“I don’t think we’ll do a ton of shifting just with the on-throttle time that the trucks have. I know the Cup cars do, but I think the truck handles pretty well and hopefully we can stay pretty close to wide-open through the Tunnel Turn and that’ll be interesting in a truck. We’ll see what happens.”
Trucks have the most diverse schedule in NASCAR ranging from short tracks to superspeedways to dirt. The bumpy Kentucky Speedway was repaved this season and the Kyle Busch Motorsports driver took home the trophy after crashing early in last September’s ARCA race there.”Kentucky with the repave was really important not to make mistakes because the place was so grippy that once you got out of the groove, you were done. A lot of the passes I made to get to the front were guys slipping up and making mistakes. We got from 10th to first on one of the restarts and that was really the key to the whole race was maintaining the lead and those guys had good trucks and we had a couple of vibrations and some things going on, so just good to hold on to it.”
“Kentucky with the repave was really important not to make mistakes because the place was so grippy that once you got out of the groove, you were done. A lot of the passes I made to get to the front were guys slipping up and making mistakes. We got from 10th to first on one of the restarts and that was really the key to the whole race was maintaining the lead and those guys had good trucks and we had a couple of vibrations and some things going on, so just good to hold on to it.”
“The old layout, you had a lot of character. The new layout’s going to take some years to get some rubber into it and some wear on it to be able to move around. They did a great job with the repave and I think it’s going eventually get to a place that we can race pretty well.”
“Just watching tapes and videos and trying to talk to Kyle a little bit about what I should feel here. If I have any issues after practice, I’ll talk to him and try to get a better feel for when I get to qualifying.
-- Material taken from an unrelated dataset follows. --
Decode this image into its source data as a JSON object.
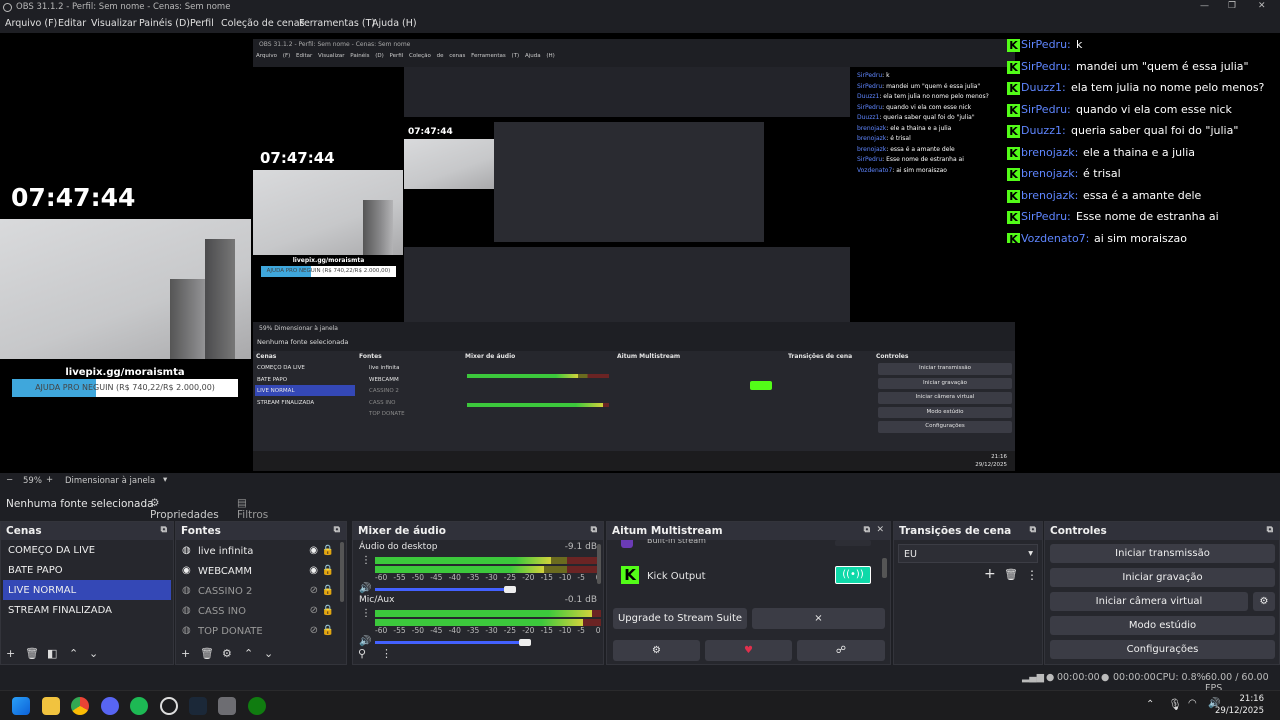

Hopefully, our truck’s pretty strong here and we can just make minor adjustments for the race.”
Audio with William Byron: